The worm-eating warbler and other birds that feed on caterpillars as a food source may be limited in areas that are being aerially treated. Populations of fall cankerworm are found throughout the county will be available as a source of food to wildlife.

For more information on Bt.: 

Anonymous User : Was there any IPM strategies followed before deciding to use a control? In other words, were there thresholds that were reached to make an application necessary?

Joan Allen : Great question!
We use many Integrated Pest Management (IPM) strategies in the county's fall cankerworm program. Every fall urban foresters set up many monitoring tree bands across the county to gauge the population levels. The data we collect determines whether it is necessary to conduct an aerial suppression program the following spring. If we feel that it is necessary we also conduct an aerial survey to determine the levels of defoliation (or leaves eaten from trees) within the county.

We use many methods to alert the public regarding fall cankerworm and our program including: the county website, publications, public meetings, newspaper ads and articles, podcasts, and several news releases.

Jim Lahey : Why does the county treat only a few areas for cankerworm and not large portions of the county like they did for gypsymoth?

Joan Allen : We only treats areas that we have found through our surveys to have large populations of fall cankerworms. Surveys have always been a part of determining where aerial suppression programs take place.

Anonymous User : Is this insecticide dangerous to any species of birds?

Joan Allen : Bacillus thuringiensis (Bt) is only harmful to caterpillars when ingested. Wildlife that eat caterpillars that have ingested Bt. are not adversely effected.

For more information on Bt.: 

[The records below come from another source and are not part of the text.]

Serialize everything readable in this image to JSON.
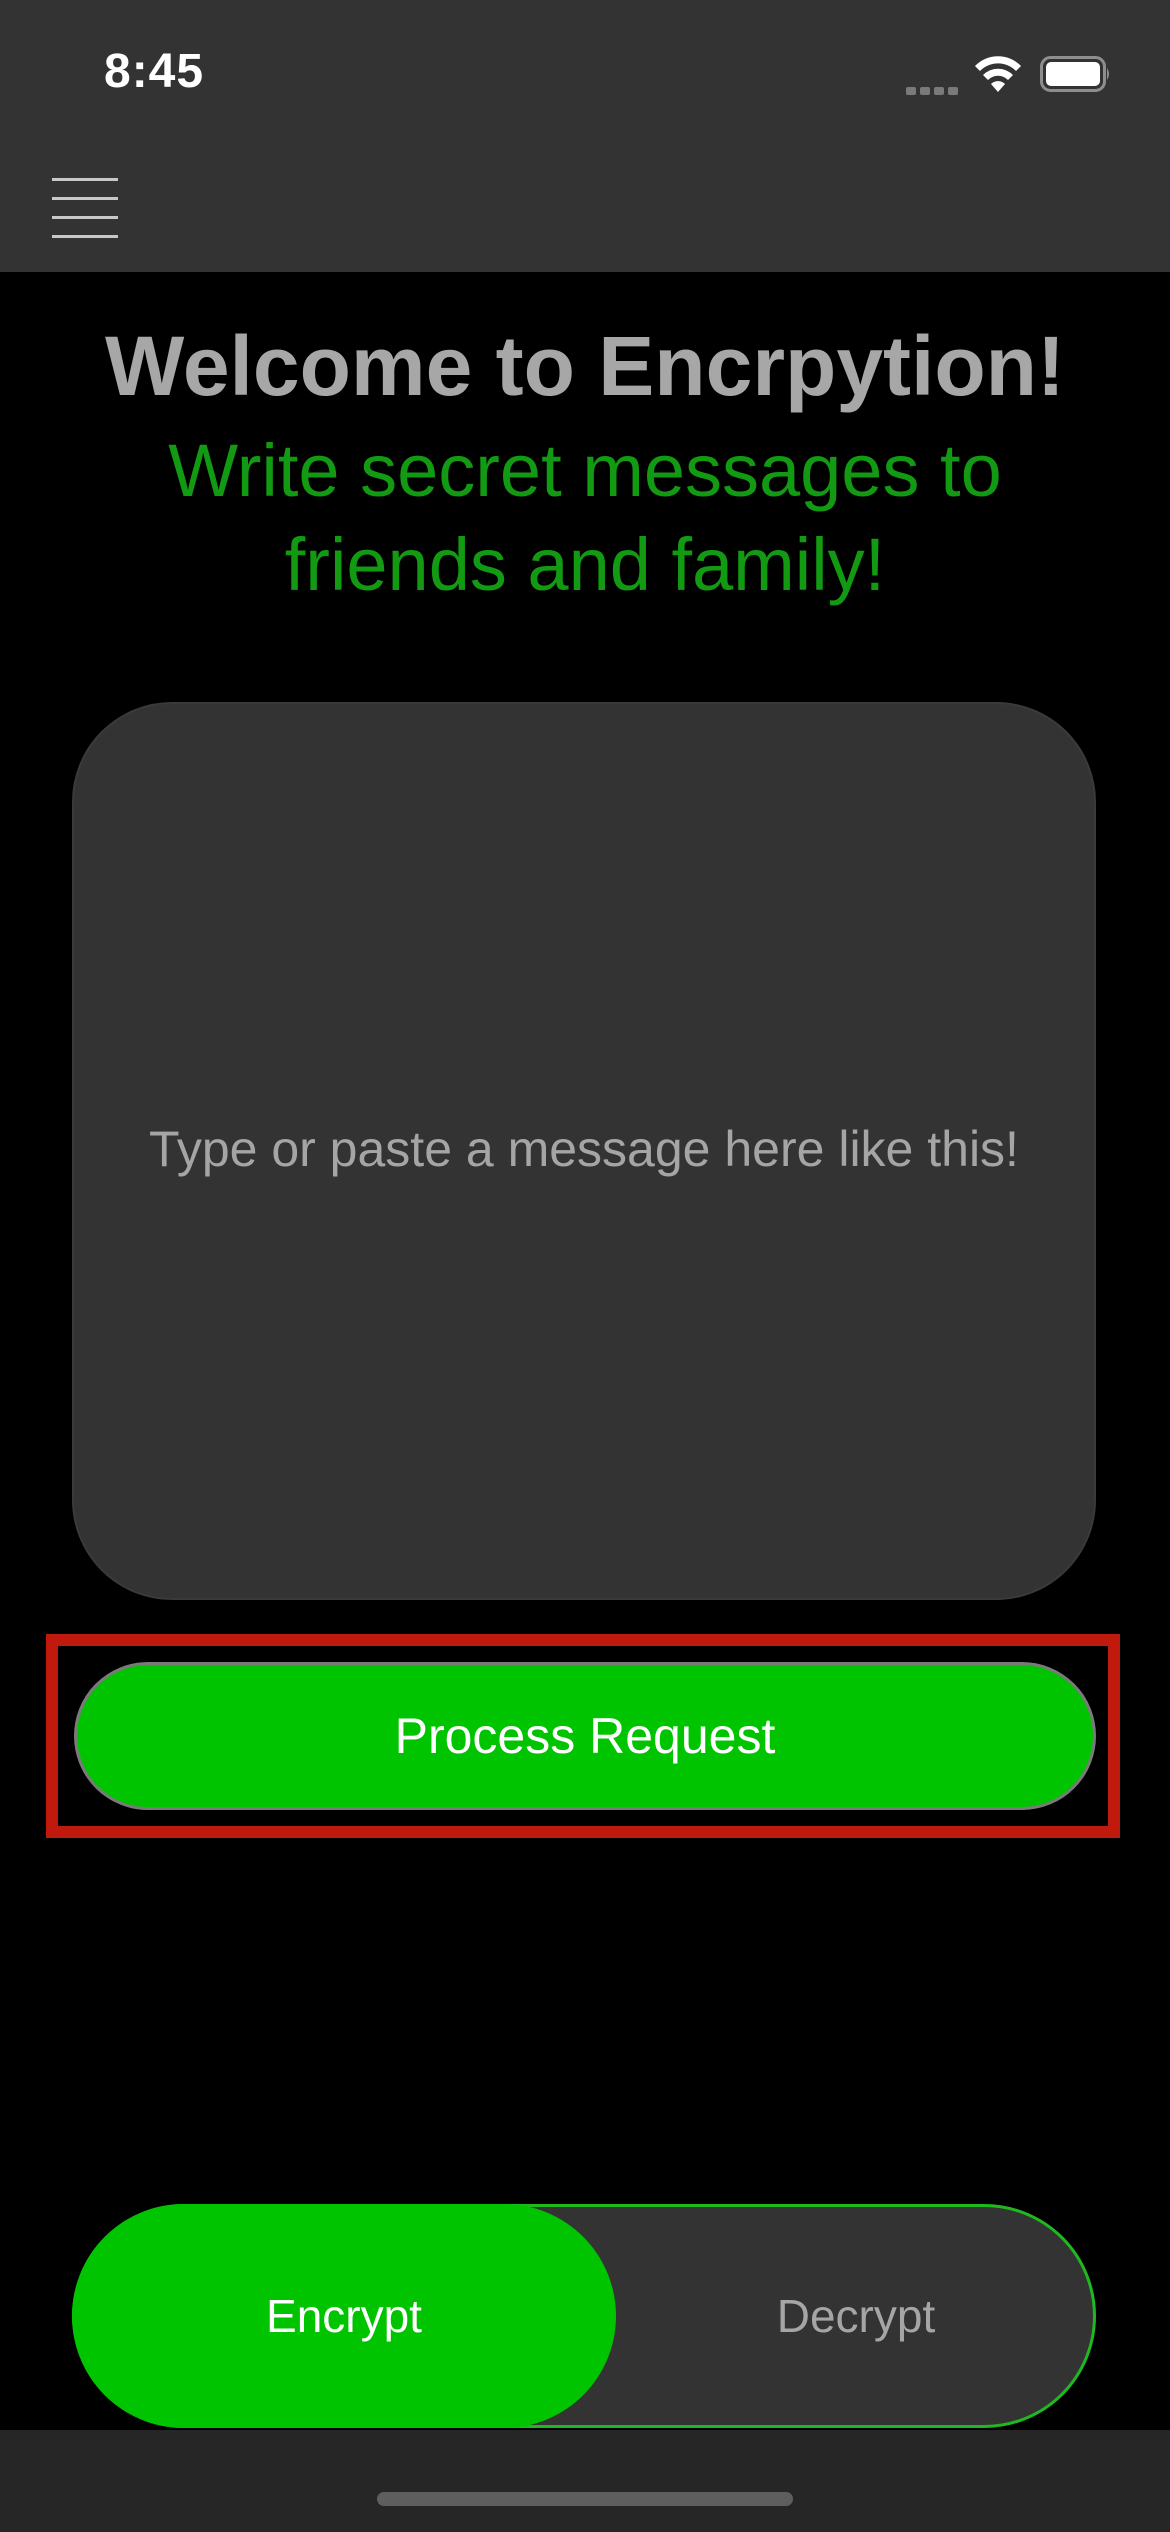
{
  "status_bar": {
    "time": "8:45",
    "icons": [
      "cellular-signal-icon",
      "wifi-icon",
      "battery-icon"
    ]
  },
  "nav_bar": {
    "menu_icon": "hamburger-menu-icon"
  },
  "header": {
    "title": "Welcome to Encrpytion!",
    "subtitle": "Write secret messages to friends and family!"
  },
  "message_input": {
    "value": "",
    "placeholder": "Type or paste a message here like this!"
  },
  "process_button": {
    "label": "Process Request"
  },
  "mode_toggle": {
    "options": [
      "Encrypt",
      "Decrypt"
    ],
    "selected": "Encrypt"
  },
  "colors": {
    "accent": "#00c400",
    "subtitle": "#139a13",
    "title": "#a7a7a7",
    "surface": "#333333",
    "background": "#000000",
    "highlight": "#c0190d"
  }
}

Joan Allen : Thank you everyone for your thoughtful questions. I enjoyed chatting with you today. For more information regarding fall cankerworm and the suppression program visit